Now, I couldn't imagine it! I would not be able to get through the morning without eating something. I would not be able to get to the rest of the day without lunch or without dinner. The older I get, the clearer it is how much I need food to sustain me in my work. How naive it is for us ever to think we can make our way through the desert, we can make our way on the spiritual journey, without being fed. You know what's going to happen? Trust me when I tell you: What's going to happen is we will long for the flesh pots of Egypt. The Lord is giving us in the Eucharist true food, true drink. Take it. Take it.

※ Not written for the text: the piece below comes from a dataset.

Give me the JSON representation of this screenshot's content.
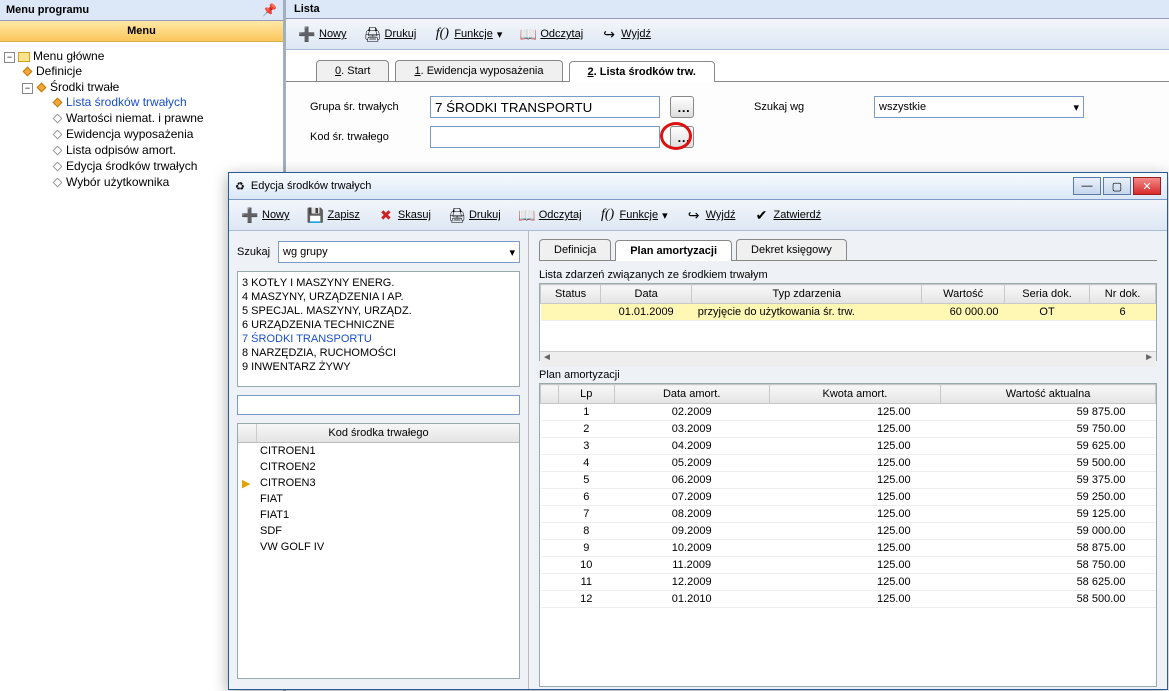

Now, one last connection I want to make. Take everything I've been saying and relate it now to the perhaps overly familiar words of the Lord's Prayer. That's a sermon for another time, just to walk through that prayer. But I want to draw attention to a particular line. And again, every time we say the Our Father, we say this line. I wonder how often we think about it. "Give us this day our daily bread." Now it's a complicated sort of exegetical problem around that phrase, but what's being used here, the Greek for daily bread, is ton arton ton epiousion. What does that mean literally? "Give us this day the supersubstantial bread."

Ousia means substance in Greek. Epiousion means super substantial. In fact, in the earliest Latin versions of the Bible, the word you get is super substantialem. It's a complicated reason why we say daily, I won't go into that, but stay with the Greek. Give us this day, we pray now, every day, Lord, give us not the ordinary bread that we need to keep our bodies going, but Lord, give us each day the supersubstantial bread that keeps our souls alive during the desert journey. What does the Church say about the Eucharistic bread? It has undergone a change so fundamental that it's no longer appropriate to refer to these elements as bread.

But rather we say they have been transubstiantiated. That just means: at the most fundamental level of their being, they've been changed into the Body and Blood of Christ. Yes indeed, the supersubstantial bread. And what we say in the prayer that Jesus taught us: Every day, Lord, give me that supersubstantial bread. Because I would be supremely naïve to think I can make it through the long desert journey without that bread. Let me close with this. "Unlike your ancestors who ate and still died, whoever eats this bread will live forever."

Now, the Lord is not talking about endless life in this world I mean, in a way that would be a curse, wouldn't it? It's like the way a vampire lives. If I were to say, "I'm in my nine thousandth year as auxiliary bishop of Santa Bárbara"! I mean, we don't want endless life in this world. What we want is eternal life. That's the Promised Land. That's the Promised Land. That's the life on high with God. What gets us through the desert journey there, what sustains us in that heavenly place, is the supersubstantial bread. "My flesh is true food, my blood is true drink." Catholics: Don't fall into this trap of trivializing the Eucharist. "Oh well, most of us don't think it's the Real Presence." Then you are missing the whole point of it! We need this food to make our way on the journey. And God bless you!
Are you Human?:*